17. Stephen Blank, “Russo-Chinese Relations in Strategic Perspective,” The Asan Forum 2, no. 2 (April 11, 2014).
18. Victor Cha, The Impossible State: North Korea Past and Future (New York: Harper Collins Books, 2013), 345-369.
19. FBIS SOV, November 29, 2011; Victor Cha, The Impossible State, 345-369.
20. FBIS SOV, October 14, 2013.
21. “Russia Says North Korea Sent Positive Signal On Kim Visit in May,” Reuters, January 21, 2015.
25. Alexander Vorontsov and Georgy Toloraya, Military Alert on the Korean Peninsula, 21 and 27-28.
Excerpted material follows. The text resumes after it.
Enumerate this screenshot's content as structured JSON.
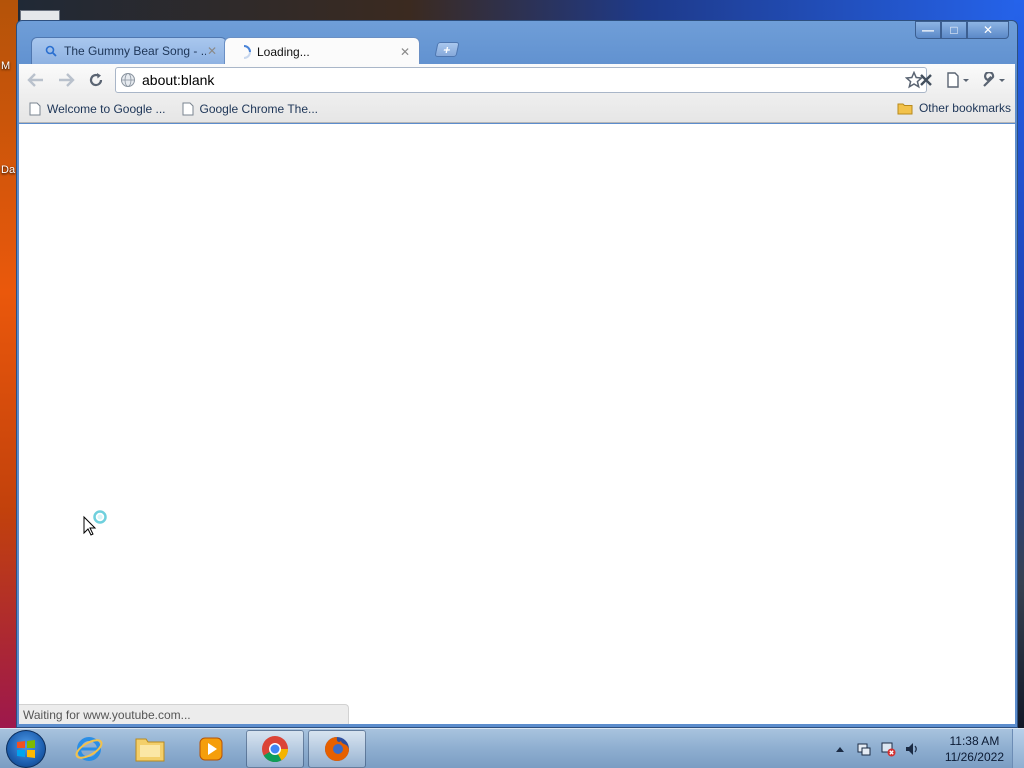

26. Interfax, FBIS SOV, June 5, 2014 (CER2014060530021881).
27. Alexander Vorontsov and Georgy Toloraya, Military Alert on the Korean Peninsula, 27-28.
28. Neil MacFarquhar, “Putin Angling to Restore Ties With the West While Keeping an Eye on Ukraine,” The New York Times, July 11, 2014; Simon Denyer, “U.S., China Try to Emphasize Potential for Cooperation,” The Washington Post, July 9, 2014.
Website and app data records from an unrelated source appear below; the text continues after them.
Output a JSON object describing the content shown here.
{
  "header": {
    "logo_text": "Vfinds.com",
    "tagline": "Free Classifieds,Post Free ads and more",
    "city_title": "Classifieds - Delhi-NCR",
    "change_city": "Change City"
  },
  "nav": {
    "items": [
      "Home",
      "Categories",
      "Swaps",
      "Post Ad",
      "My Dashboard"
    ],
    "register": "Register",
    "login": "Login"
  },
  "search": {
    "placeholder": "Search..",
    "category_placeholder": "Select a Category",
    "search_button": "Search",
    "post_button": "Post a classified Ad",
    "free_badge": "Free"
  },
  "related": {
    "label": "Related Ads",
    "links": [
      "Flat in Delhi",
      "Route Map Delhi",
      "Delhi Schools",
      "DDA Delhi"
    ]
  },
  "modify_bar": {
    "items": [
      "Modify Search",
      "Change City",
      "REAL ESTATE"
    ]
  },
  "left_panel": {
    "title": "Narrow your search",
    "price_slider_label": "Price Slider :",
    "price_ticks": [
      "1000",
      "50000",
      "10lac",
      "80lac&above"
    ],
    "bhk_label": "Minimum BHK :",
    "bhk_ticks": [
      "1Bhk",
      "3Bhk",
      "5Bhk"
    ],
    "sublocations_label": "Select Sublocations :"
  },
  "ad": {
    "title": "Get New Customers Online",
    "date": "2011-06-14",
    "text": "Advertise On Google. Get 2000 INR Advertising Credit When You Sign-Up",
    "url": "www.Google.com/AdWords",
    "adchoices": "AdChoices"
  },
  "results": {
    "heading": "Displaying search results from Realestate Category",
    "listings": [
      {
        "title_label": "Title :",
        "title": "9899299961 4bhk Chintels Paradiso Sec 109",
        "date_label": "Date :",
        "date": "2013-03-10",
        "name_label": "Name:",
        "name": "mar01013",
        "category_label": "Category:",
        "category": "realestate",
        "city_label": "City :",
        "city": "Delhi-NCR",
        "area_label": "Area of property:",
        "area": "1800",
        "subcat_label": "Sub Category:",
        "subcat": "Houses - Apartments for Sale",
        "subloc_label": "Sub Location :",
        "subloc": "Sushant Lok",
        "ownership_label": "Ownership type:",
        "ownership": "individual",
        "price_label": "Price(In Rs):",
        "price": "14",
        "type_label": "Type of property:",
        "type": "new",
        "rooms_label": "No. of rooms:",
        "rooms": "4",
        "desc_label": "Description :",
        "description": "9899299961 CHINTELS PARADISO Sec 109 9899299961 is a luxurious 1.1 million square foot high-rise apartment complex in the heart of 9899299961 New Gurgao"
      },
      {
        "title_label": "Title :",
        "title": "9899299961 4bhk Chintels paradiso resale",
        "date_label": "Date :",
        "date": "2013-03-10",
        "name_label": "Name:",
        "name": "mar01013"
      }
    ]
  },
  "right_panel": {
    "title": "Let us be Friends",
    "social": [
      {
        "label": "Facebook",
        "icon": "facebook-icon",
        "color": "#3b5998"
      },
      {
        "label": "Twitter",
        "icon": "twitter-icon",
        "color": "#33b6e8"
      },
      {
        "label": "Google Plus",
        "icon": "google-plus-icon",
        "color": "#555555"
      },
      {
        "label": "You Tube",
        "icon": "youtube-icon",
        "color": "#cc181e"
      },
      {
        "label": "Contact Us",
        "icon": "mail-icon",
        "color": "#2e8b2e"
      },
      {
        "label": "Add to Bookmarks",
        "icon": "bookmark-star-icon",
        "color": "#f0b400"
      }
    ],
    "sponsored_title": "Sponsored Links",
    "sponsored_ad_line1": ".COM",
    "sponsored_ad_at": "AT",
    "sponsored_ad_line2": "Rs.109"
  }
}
29. Vladimir Skosyrev, “Clinton’s Success Could Split the Six,” Nezavisimaya Gazeta Online, FBIS SOV, August 9, 2009.
30. “China to Boost Military Ties with North Korea,” Straits Times, November 19, 2011, C8.
31. L. Zakharova, “North Korea’s International Economic Ties in the 21st Century and Prospects For Their Development Under Kim Jong Un,” Far Eastern Affairs 41, no. 3 (2013), 131-138.
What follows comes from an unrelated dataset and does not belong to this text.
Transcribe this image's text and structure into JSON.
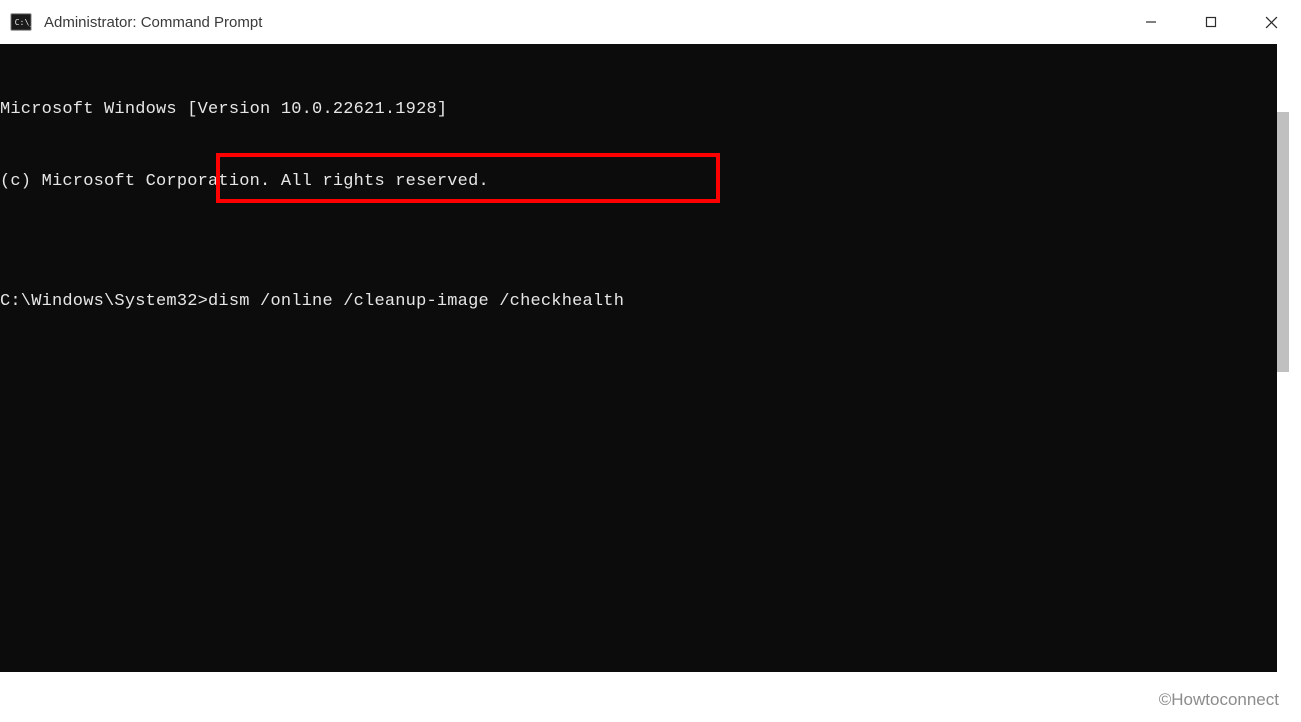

33. “Analysis: North Korean Execution Points to Instability, Wide Purge,” BBC Monitoring, December 12, 2013; Choe Sang-Hun, “Execution Raises Doubts about Kim’s Grip on North Korea,” The New York Times, December 13, 2013.
34. Mathieu Duchatel and Phillip Schell, China’s Policy on North Korea: Economic Engagement and Nuclear Disarmament (Stockholm, SIPRI, 2014), 18; Han Sukhee, “China’s Charm Offensive to Korea: A New Approach to Extend the Strategic Buffer,” The Asan Forum 2, no. 3 (June 13, 2014).
35. Choe Sang-Hun, “North Korea Fires 2 Missiles in Defiance of a U.N. Ban,” The New York Times, June 30, 2014.
36. Yazhou zhoukan Online, April 20, 2014; FBIS SOV, May 12, 2014.
37. Sangsoo Lee, “North Korea’s Diversifying Diplomatic Ties,” Institute for Security and Development Policy, Stockholm, Policy Brief, no. 157 (June 26, 2014), 2.
38. Ibid; Yonhap, June 16, 2014; FBIS SOV, June 26, 2014.
39. Andrew Scobell and Mark Cozad, “China’s North Korea Policy: Rethink or Recharge,” Parameters 44, no. 1 (Spring 2014), 52.
40. Christopher K. Johnson with Ernest Z. Bower, Victor D. Cha, Michael J. Green, and Matthew P. Goodman, Decoding China’s Emerging “Great Power” Strategy in Asia, (Washington, DC: Center for Strategic and International Studies, 2014), 35-36.
41. JoongAng Daily Online, June 25, 2014; FBIS SOV, June 25, 2014; Ippei Kamae, Virginia Marantidou, and Nanae Yamashiro, “Keeping Stability in the Peninsula: Old Problems, New Dynamics,” Issues & Insights 14, no. 6 (2013), 20-21.
42. Mathieu Duchatel and Phillip Schell, China’s Policy on North Korea.
43. Yonhap, FBIS SOV, May 27, 2014; Interfax, FBIS SOV, May 20, 2014; JoongAng Daily Online, FBIS SOV, June 19, 2014.
44. New Focus, June 2, 2014; FBIS SOV, June 5, 2014.
45. Choe Sang-Hun, “North Korea Fires 2 Missiles in Defiance of a U.N. Ban.”
46. Sangsoo Lee, “North Korea’s Diversifying Diplomatic Ties,” Institute for Security and Development Policy, Policy Brief, no. 157 (June 26, 2014), 2.
47. Edward N. Luttwak, The Rise of China vs. the Logic of Strategy.
50. Georgy Toloraya, “Kim Jong Un’s Diplomatic Debut: a View From Russia.”
51 Seongji Woo, “Pyongyang and the World: North Korean Perspectives on International Relations Under Kim Jong-il,” Pacific Focus 36, no. 2 (August, 2011), 196.
52. Yonhap, January 9, 2015; FBIS SOV, January 9, 2015.
53. Stephen Blank, “Russo-Chinese Relations in Strategic Perspective.”
54. “Interview By Ambassador to China Andrei Denisov With the Chinese Newspaper Global Times,” Ministry of Foreign Affairs of the Russian Federation, FBIS SOV, January 19, 2015.
55. Sukjoon Yoon, “A Trilateral Intelligence Sharing Accord Between Japan, Korea, and the United States.”
56 JoongAngDaily Online, January 8, 2015; FBIS SOV, January 8, 2015.
57. Rodong Shimbun Online, January 5, 2015; FBIS SOV, January 19, 2015.